Kuang, Yan, Yen, Barbara T.H., Suprun, Emiliya, Sahin, Oz
Journal of environmental management 2019 v.237 pp. 379-386
air pollution, case studies, economic sustainability, energy use and consumption, environmental impact, infrastructure, models, planning, pollution control, research projects, traffic, urbanization, Australia
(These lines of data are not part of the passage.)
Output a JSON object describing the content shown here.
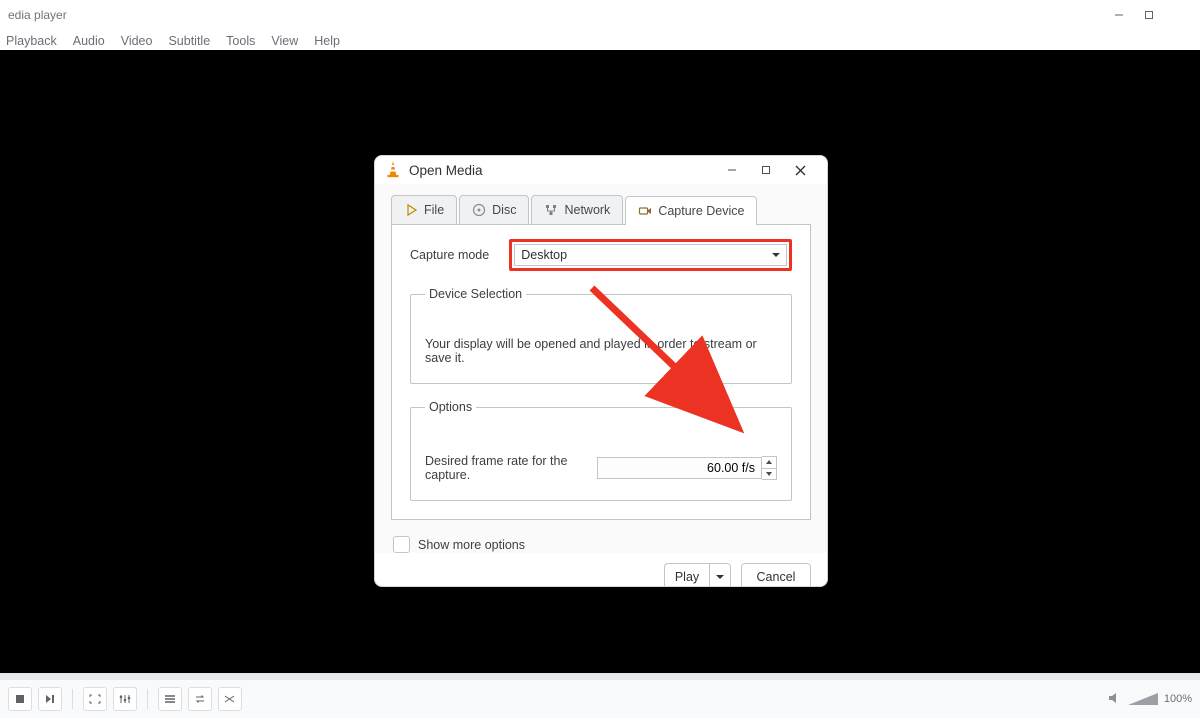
{
  "main": {
    "title": "edia player",
    "menu": [
      "Playback",
      "Audio",
      "Video",
      "Subtitle",
      "Tools",
      "View",
      "Help"
    ],
    "volume_label": "100%"
  },
  "dialog": {
    "title": "Open Media",
    "tabs": {
      "file": "File",
      "disc": "Disc",
      "network": "Network",
      "capture": "Capture Device"
    },
    "capture_mode_label": "Capture mode",
    "capture_mode_value": "Desktop",
    "device_selection_legend": "Device Selection",
    "device_selection_msg": "Your display will be opened and played in order to stream or save it.",
    "options_legend": "Options",
    "framerate_label": "Desired frame rate for the capture.",
    "framerate_value": "60.00 f/s",
    "show_more_label": "Show more options",
    "play_label": "Play",
    "cancel_label": "Cancel"
  },
  "annotation": {
    "color": "#ec3323"
  }
}
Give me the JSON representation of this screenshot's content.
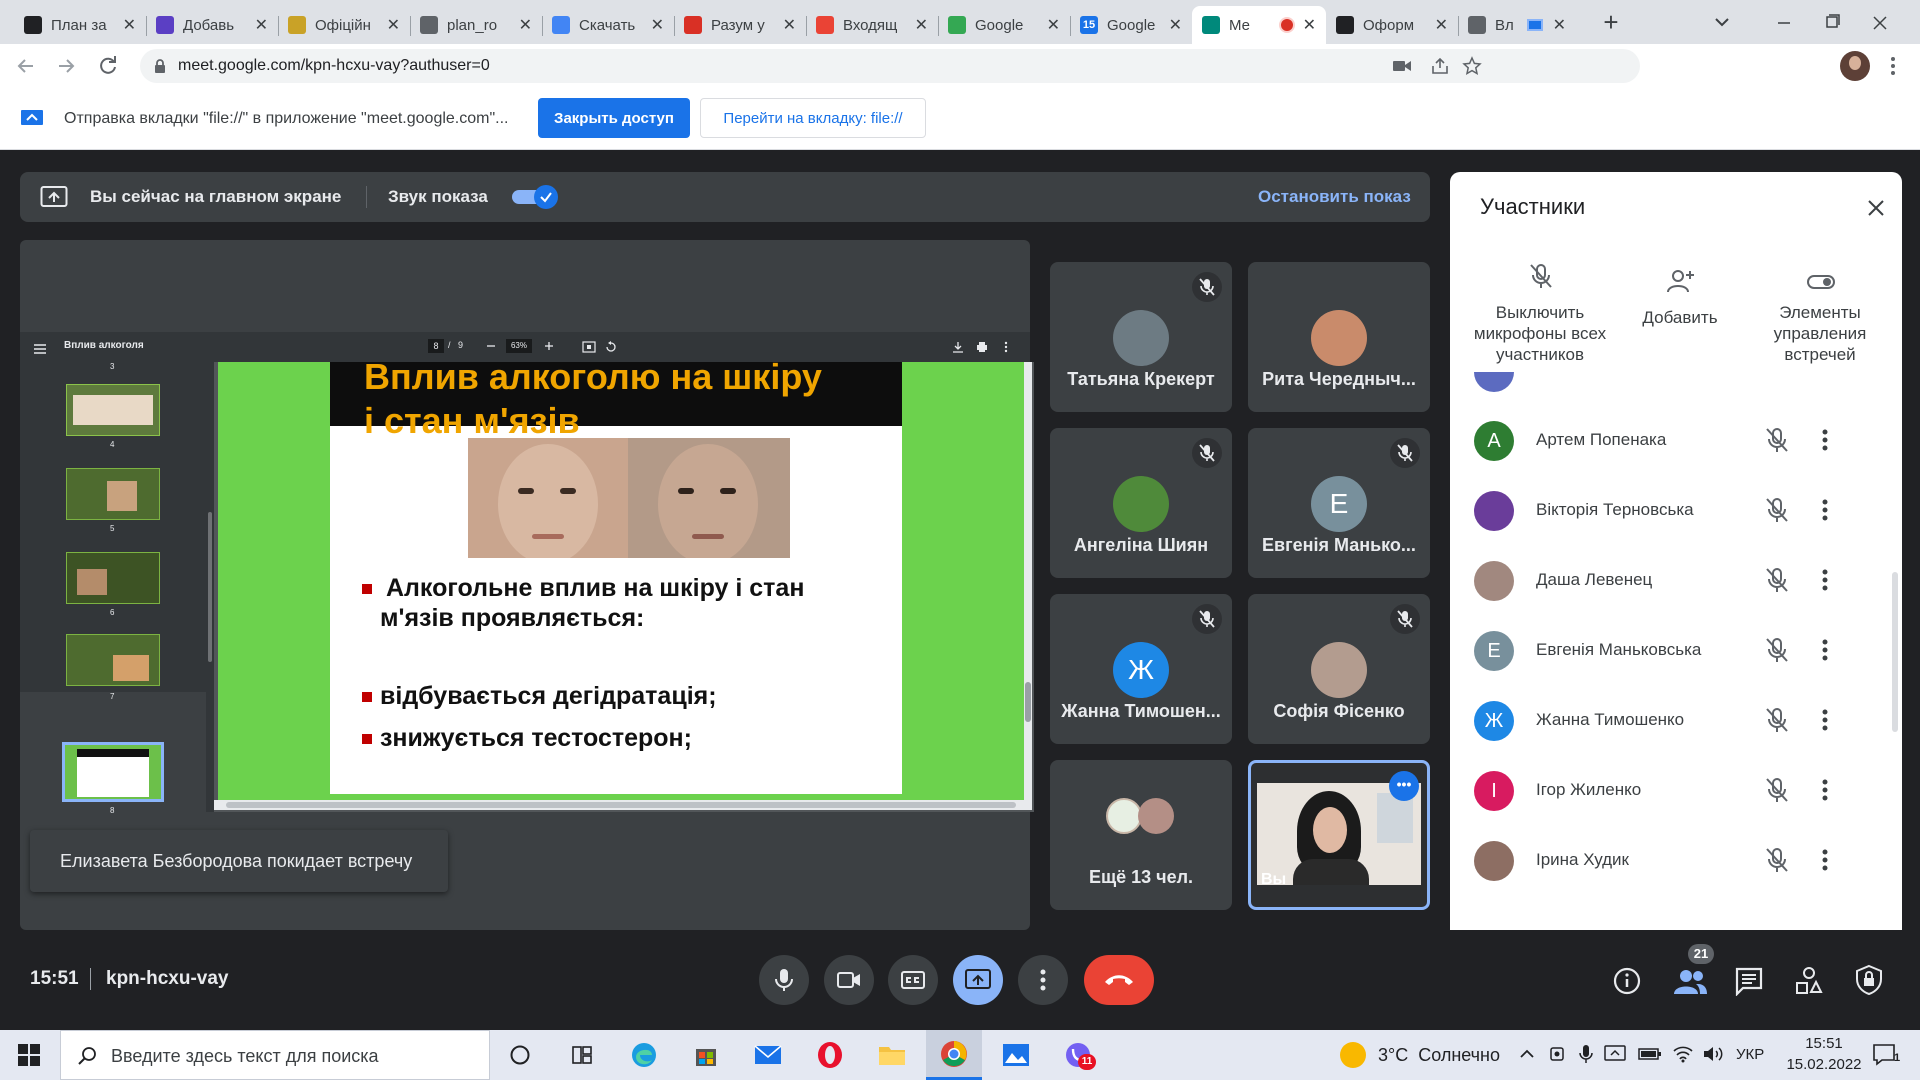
{
  "tabs": [
    {
      "title": "План за",
      "color": "#202124",
      "icon": "graduation-cap-icon"
    },
    {
      "title": "Добавь",
      "color": "#5b3fc4",
      "icon": "shield-icon"
    },
    {
      "title": "Офіційн",
      "color": "#c9a227",
      "icon": "coat-of-arms-icon"
    },
    {
      "title": "plan_ro",
      "color": "#5f6368",
      "icon": "globe-icon"
    },
    {
      "title": "Скачать",
      "color": "#4285f4",
      "icon": "download-icon"
    },
    {
      "title": "Разум у",
      "color": "#d93025",
      "icon": "bookmark-icon"
    },
    {
      "title": "Входящ",
      "color": "#ea4335",
      "icon": "gmail-icon"
    },
    {
      "title": "Google",
      "color": "#34a853",
      "icon": "google-classroom-icon"
    },
    {
      "title": "Google",
      "color": "#1a73e8",
      "icon": "calendar-icon"
    },
    {
      "title": "Ме",
      "color": "#00897b",
      "icon": "meet-icon"
    },
    {
      "title": "Оформ",
      "color": "#202124",
      "icon": "u-logo-icon"
    },
    {
      "title": "Вл",
      "color": "#5f6368",
      "icon": "globe-icon"
    }
  ],
  "calendar_badge": "15",
  "new_tab_glyph": "+",
  "url": "meet.google.com/kpn-hcxu-vay?authuser=0",
  "infobar": {
    "message": "Отправка вкладки \"file://\" в приложение \"meet.google.com\"...",
    "stop_label": "Закрыть доступ",
    "goto_label": "Перейти на вкладку: file://"
  },
  "present_bar": {
    "main_screen_text": "Вы сейчас на главном экране",
    "sound_label": "Звук показа",
    "sound_on": true,
    "stop_label": "Остановить показ"
  },
  "pdf": {
    "doc_title": "Вплив алкоголя",
    "page_current": "8",
    "page_sep": "/",
    "page_total": "9",
    "zoom": "63%",
    "thumb_numbers": [
      "3",
      "4",
      "5",
      "6",
      "7",
      "8"
    ],
    "slide_title_line1": "Вплив алкоголю  на шкіру",
    "slide_title_line2": "і стан м'язів",
    "bullet1_line1": "Алкогольне вплив на шкіру і стан",
    "bullet1_line2": "м'язів проявляється:",
    "bullet2": "відбувається дегідратація;",
    "bullet3": "знижується тестостерон;"
  },
  "toast": "Елизавета Безбородова покидает встречу",
  "tiles": [
    {
      "name": "Татьяна Крекерт",
      "muted": true,
      "avatar_color": "#6d7b83",
      "initial": ""
    },
    {
      "name": "Рита Чередныч...",
      "muted": false,
      "avatar_color": "#c98b6b",
      "initial": ""
    },
    {
      "name": "Ангеліна Шиян",
      "muted": true,
      "avatar_color": "#4f8a3a",
      "initial": ""
    },
    {
      "name": "Евгенія Манько...",
      "muted": true,
      "avatar_color": "#78909c",
      "initial": "Е"
    },
    {
      "name": "Жанна Тимошен...",
      "muted": true,
      "avatar_color": "#1e88e5",
      "initial": "Ж"
    },
    {
      "name": "Софія Фісенко",
      "muted": true,
      "avatar_color": "#b39c8f",
      "initial": ""
    },
    {
      "name": "Ещё 13 чел.",
      "muted": false,
      "avatar_color": "#5f6368",
      "initial": ""
    },
    {
      "name": "Вы",
      "muted": false,
      "avatar_color": "#3c3c3c",
      "initial": ""
    }
  ],
  "panel": {
    "title": "Участники",
    "actions": [
      {
        "label": "Выключить микрофоны всех участников",
        "icon": "mic-off-icon"
      },
      {
        "label": "Добавить",
        "icon": "add-person-icon"
      },
      {
        "label": "Элементы управления встречей",
        "icon": "toggle-icon"
      }
    ],
    "people": [
      {
        "name": "Артем Попенака",
        "initial": "А",
        "color": "#2e7d32"
      },
      {
        "name": "Вікторія Терновська",
        "initial": "",
        "color": "#6a3d9a"
      },
      {
        "name": "Даша Левенец",
        "initial": "",
        "color": "#a1887f"
      },
      {
        "name": "Евгенія Маньковська",
        "initial": "Е",
        "color": "#78909c"
      },
      {
        "name": "Жанна Тимошенко",
        "initial": "Ж",
        "color": "#1e88e5"
      },
      {
        "name": "Ігор Жиленко",
        "initial": "І",
        "color": "#d81b60"
      },
      {
        "name": "Ірина Худик",
        "initial": "",
        "color": "#8d6e63"
      }
    ]
  },
  "bottom": {
    "time": "15:51",
    "meeting_code": "kpn-hcxu-vay",
    "participants_count": "21"
  },
  "taskbar": {
    "search_placeholder": "Введите здесь текст для поиска",
    "weather": "3°C  Солнечно",
    "lang": "УКР",
    "time": "15:51",
    "date": "15.02.2022",
    "viber_badge": "11",
    "notif_count": "1"
  }
}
Transport infrastructural strain is a pressuring issue for the urbanised world due to the increasing demand for public transport. Transport operators, planners and policymakers are constantly searching for low-cost solutions to such transport issues. Therefore, it is critical to developing an environmentally sustainable and economically viable efficient traffic network to relieve traffic pressure (i.e., traffic congestion, transport infrastructure investment needs). The objective of this research is to propose a “Soft Traffic Management (STM)” concept to proactively analyse the traffic impact of transport planning strategy before implementation. This study investigates the effectiveness of a STM for easing the traffic pressure by carrying out a pilot research project on the proposed South East Busway extension in Logan City, Australia, by employing a stepwise process consisting of a multi-stage analysis and stakeholder-based modelling approach. The results indicate that the extended busway can significantly relieve traffic congestion. In addition, the proposed strategy has significantly positive impacts on the environment since it aims to reduce air pollution and fuel consumption as well as to improve the safety and efficiency of the whole transport system. This study confirms the effects of STM on improving the use of existing infrastructure more efficiently and deferring future transport infrastructure investments.